JOHNS CREEK — Eight months from now, the next major golf championship will take place — in the springtime at Augusta, which means we have a long winter to debate the health of the PGA tour and the future of the game as it relates to the status of Tiger Woods.

There is the view that the tour can only survive if Tiger returns to dominance, but you can find plenty of dissent about that among those who are familiar with the tour.

When Tiger was dominating, there is no question about the effect he had on television ratings and fan interest, but it is hard to succumb to the view that the tour will roll over and die if the best of Tiger is in the past. While I am sure he will win again, I don’t see the tour going out of business if he doesn’t return to dominance.

Take horseracing for example. There have been no Triple Crown winners since Affirmed in 1978. Many in the racing industry would suggest that a horse winning the Derby, Preakness and Belmont in a single year would bring a big boost to interest in horseracing.

However, if you keep abreast of the Triple Crown events from year to year, you would have to conclude that thoroughbred racing, like all sports, has experienced change but its people are still showing up at the track in Louisville, Baltimore and New York. Baseball may be more popular now that the steroid era seems to be behind us. The game will always be more important than a single performer.

Having Tiger contend would be positive to the tour, but until he regains his old form, there are a lot of young players out there who will soon become seasoned veterans winning and giving back to the tour like Keegan Bradley who won the 93rd PGA Championship on Sunday at the Atlanta Athletic Club. It is fun seeing fresh faces in the winner’s circle and to learn about them and their backgrounds.

The alluring appeal with Tiger has been that fans believe they are witnessing history. There was the possibility that he might break Jack Nicklaus’ record for career major victories (18). It is easy to appreciate the fixation on watching Tiger compete for that reason.

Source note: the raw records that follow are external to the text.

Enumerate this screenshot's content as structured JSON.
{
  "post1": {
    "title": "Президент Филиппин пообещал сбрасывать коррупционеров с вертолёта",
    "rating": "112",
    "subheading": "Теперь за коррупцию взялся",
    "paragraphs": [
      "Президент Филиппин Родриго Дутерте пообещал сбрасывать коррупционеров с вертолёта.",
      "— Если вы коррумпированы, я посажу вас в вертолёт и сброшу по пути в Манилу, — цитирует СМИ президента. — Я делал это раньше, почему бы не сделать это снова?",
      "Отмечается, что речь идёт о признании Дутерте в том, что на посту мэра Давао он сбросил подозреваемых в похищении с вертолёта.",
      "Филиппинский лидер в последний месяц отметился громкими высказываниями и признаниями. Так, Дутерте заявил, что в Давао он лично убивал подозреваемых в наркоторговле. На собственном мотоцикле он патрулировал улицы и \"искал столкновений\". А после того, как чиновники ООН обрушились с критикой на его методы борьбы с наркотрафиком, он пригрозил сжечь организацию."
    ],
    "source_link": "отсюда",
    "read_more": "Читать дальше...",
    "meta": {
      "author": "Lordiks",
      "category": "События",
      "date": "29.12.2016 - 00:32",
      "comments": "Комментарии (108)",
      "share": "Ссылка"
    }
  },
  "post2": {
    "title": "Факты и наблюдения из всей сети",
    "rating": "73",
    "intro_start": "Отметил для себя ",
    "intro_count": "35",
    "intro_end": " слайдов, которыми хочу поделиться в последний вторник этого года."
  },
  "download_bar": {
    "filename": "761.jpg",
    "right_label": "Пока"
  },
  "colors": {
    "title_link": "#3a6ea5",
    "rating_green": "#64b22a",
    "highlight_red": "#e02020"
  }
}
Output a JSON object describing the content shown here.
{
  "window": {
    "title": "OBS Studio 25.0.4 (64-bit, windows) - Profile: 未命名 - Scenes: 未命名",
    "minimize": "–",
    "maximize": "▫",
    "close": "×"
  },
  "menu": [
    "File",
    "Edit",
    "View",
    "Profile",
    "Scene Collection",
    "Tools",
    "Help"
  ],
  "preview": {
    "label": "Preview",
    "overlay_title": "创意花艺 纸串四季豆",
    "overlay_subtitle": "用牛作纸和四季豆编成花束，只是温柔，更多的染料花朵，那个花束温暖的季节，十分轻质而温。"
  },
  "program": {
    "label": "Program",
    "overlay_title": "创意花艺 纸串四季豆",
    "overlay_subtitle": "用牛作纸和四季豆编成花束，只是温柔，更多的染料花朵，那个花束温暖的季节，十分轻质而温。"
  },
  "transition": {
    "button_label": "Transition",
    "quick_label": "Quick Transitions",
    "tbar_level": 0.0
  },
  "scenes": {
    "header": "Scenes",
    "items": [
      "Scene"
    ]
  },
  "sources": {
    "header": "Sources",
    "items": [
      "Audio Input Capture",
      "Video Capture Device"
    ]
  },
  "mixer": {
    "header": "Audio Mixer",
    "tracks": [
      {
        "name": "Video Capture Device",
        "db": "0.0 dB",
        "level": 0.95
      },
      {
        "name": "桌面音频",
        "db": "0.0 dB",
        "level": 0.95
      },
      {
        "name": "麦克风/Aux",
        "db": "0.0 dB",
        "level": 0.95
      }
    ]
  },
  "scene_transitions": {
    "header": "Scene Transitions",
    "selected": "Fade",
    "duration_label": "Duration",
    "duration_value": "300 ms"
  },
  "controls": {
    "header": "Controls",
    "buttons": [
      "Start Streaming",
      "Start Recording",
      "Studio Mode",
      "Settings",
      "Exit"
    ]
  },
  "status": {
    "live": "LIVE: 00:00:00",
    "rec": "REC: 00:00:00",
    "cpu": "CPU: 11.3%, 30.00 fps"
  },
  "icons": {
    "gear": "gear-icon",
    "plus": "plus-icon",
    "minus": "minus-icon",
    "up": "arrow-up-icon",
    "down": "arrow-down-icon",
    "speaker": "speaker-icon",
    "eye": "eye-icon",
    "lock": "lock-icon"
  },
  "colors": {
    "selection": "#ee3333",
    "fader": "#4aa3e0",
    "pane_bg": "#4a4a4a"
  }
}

Having come along in the Nicklaus era and having had an opportunity to see most of his major championship victories, there is the historical appreciation for his overwhelming success as a championship golfer. It is understood why Tiger fans have the same rooting interest.

There are those who don’t say Nicklaus was the greatest player, but nobody can deny that he was the greatest champion. The record proves that.

Two questions that will always remain in the forefront, however. What would Jack Nicklaus have accomplished if he had not had to compete against Tom Watson who won eight majors and Lee Trevino who won six? And what would Jack have won, playing with Tiger’s equipment-which prompts a third: What would Tiger have won using Jack’s equipment?

The debates will go on, but in the meantime, let’s enjoy the opportunity to learn more about the many fine young players on the tour.

Like Keegan Bradley whose name in itself carries great appeal. Sounds like it might have come from central casting.

[For 36 years the sideline radio reporter for the Georgia Bulldogs, Loran Smith now covers a bigger sideline of sports personalities and everyday life in his weekly newspaper columns.]